[Items from a dataset]
Content starts
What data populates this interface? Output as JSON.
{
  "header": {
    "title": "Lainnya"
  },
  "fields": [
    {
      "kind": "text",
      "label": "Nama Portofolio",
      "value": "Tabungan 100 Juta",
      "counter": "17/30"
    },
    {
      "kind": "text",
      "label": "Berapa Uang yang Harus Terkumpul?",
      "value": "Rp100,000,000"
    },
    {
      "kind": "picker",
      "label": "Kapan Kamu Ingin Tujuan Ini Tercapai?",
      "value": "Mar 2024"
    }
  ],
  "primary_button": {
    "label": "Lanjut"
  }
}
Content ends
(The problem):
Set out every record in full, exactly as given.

(Reply to the task):
What data populates this interface? Output as JSON.
{
  "header": {
    "title": "Lainnya"
  },
  "fields": [
    {
      "kind": "text",
      "label": "Nama Portofolio",
      "value": "Tabungan 100 Juta",
      "counter": "17/30"
    },
    {
      "kind": "text",
      "label": "Berapa Uang yang Harus Terkumpul?",
      "value": "Rp100,000,000"
    },
    {
      "kind": "picker",
      "label": "Kapan Kamu Ingin Tujuan Ini Tercapai?",
      "value": "Mar 2024"
    }
  ],
  "primary_button": {
    "label": "Lanjut"
  }
}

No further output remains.